UX Project 1: Rapid Prototyping
Have you ever driven before, and tried to change a track you were listening to on your phone? I’m sure everyone has at some point. Small buttons and text make it difficult to discern information on a screen that is designed to fit in our pocket. How can we solve this problem?
For my first UX project at General Assembly NY, I was given the task to design a media player. The project was meant to demonstrate some essential prototyping and mockup skills, which I feel are extremely important to any UX process. Some skills I’ve picked up as part of this project:
- Interviewing target users
- Affinity maps
- Lo-fi mock-ups
- Getting feedback
- Usability tests
The topic I was given for this first project was media player, which could be a music app, video, or a combination of the two. My initial assumption with media player apps is that there are a variety of different apps i.e. Youtube, Spotify, etc. which means that there are several unique use cases, depending on location and activity.
Interviewing target users
To start, I prepared six questions to ask users on their app usage preferences for media player apps, both music and video. Some of the questions I came up with:
- What is the most important feature for you in a media player?
- What is your go-to app for 1) viewing videos, 2) listening to music, and 3) sharing music or videos? How often do you use these apps?
- How do you typically use a media player app?
After interviewing my first two users, I decided to focus on music players, since both of them were frequent users of those types of apps. Most of the users I interviewed were relatively satisfied with the current music apps they used, such as Spotify and iTunes, but had specific use cases in mind that none of their apps addressed efficiently.
After gathering feedback from three different users, I put together an affinity map.
I had quite a few behaviors recorded, as I noticed my users enjoyed talking about their individual usage scenarios when prompted to do so. Another thing worth noting is that many users had different ‘wishlist’ items depending on their most common individual usage scenarios.
After sorting, I ended up with these common themes:
Since ‘Adaptable UI’ had the most themes (and seemed the most intriguing to me) I decided to focus on it for my project.
After organizing all my interview notes, I realized that one of the common themes was that people wanted more fluid experiences in their music apps, with a focus on personalization and customization depending on their current listening activity.
For my initial mockup, I focused on building a personalization menu around exising music app UI’s.
Some feedback I got from my peers:
- Cool, dynamic interface
- I like the driving mode
- Needs more continuity between screens
- Constant UI changes could challenge user discoverability
I kept most of the elements from the lo-fi mockup, and expanded upon the personalization options I played around with earlier to capture a specific use case: changing the icon for “car” mode to a tank.
I came up with a persona named Bobby, a young working professional who drives for his daily commute. I had users do the “hug” method of recording their interaction with the app while vocalizing their experience. I got a lot of useful feedback using this method, most notably the fact that users were unsure of what to do once they reached the home screen from the login page.

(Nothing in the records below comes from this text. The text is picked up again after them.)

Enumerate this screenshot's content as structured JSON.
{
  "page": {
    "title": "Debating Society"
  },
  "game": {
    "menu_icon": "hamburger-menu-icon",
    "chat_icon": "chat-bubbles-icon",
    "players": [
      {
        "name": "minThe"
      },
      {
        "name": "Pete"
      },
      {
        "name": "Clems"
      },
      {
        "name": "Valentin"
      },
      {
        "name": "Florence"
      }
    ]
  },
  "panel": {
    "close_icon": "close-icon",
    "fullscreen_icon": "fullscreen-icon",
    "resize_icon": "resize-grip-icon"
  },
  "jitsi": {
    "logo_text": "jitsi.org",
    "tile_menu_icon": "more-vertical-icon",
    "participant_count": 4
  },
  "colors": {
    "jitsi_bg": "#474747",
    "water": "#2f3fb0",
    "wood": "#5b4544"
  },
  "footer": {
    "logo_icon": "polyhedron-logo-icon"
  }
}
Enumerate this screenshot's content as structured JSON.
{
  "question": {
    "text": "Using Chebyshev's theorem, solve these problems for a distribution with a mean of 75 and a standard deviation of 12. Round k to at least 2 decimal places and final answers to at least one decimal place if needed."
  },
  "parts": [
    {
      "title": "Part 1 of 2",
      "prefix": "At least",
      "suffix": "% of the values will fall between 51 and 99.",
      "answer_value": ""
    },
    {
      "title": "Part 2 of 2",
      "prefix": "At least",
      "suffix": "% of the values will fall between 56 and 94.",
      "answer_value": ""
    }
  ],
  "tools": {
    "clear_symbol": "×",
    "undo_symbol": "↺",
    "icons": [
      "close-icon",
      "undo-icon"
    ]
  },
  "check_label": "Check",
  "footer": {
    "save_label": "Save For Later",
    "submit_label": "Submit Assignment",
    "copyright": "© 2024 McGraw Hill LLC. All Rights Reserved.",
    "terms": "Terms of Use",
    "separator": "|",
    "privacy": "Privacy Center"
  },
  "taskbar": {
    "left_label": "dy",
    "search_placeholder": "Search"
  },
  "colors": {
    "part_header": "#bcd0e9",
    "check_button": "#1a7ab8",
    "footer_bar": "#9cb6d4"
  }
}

Based on the feedback, I opted to include a intro to the main feature set of the app, since many users were having a hard time understanding the purpose of the activity modes.
For my presentation, a six-minute Pechakucha-style presentation gave me enough time to review all the design stages I went through, but kept me on my toes in terms of how deep I could dive into some of the justifications for my design choices. I think it went relatively well, and even incorporated a mock survey of the class to engage them and provide additional insight into just how useful an adaptable UI would be. Many of my peers also mentioned this in their reviews of my presentation. Some areas I need to work on are presentation skills, i.e. facing the audience, making eye contact, and using less text in my slides.
If I were to continue working on this app, the next stage would be to continue refining the concepts I started out with and exploring different button layouts to minimize confusion. After many, many more iterations, I would produce a high-definition mock-up to pass off to developers to build, test, and deploy to production.
I learned a lot from this whole process, and gained a lot of insight into the early stages of UX design i.e. sketching, interviewing, and prototyping. As a former product manager, I had a rough idea of these concepts but actually executing on them myself has allowed me to appreciate the structured process that UX designers have developed. I look forward to the next projects and eventually creating detailed, high-definition mockups.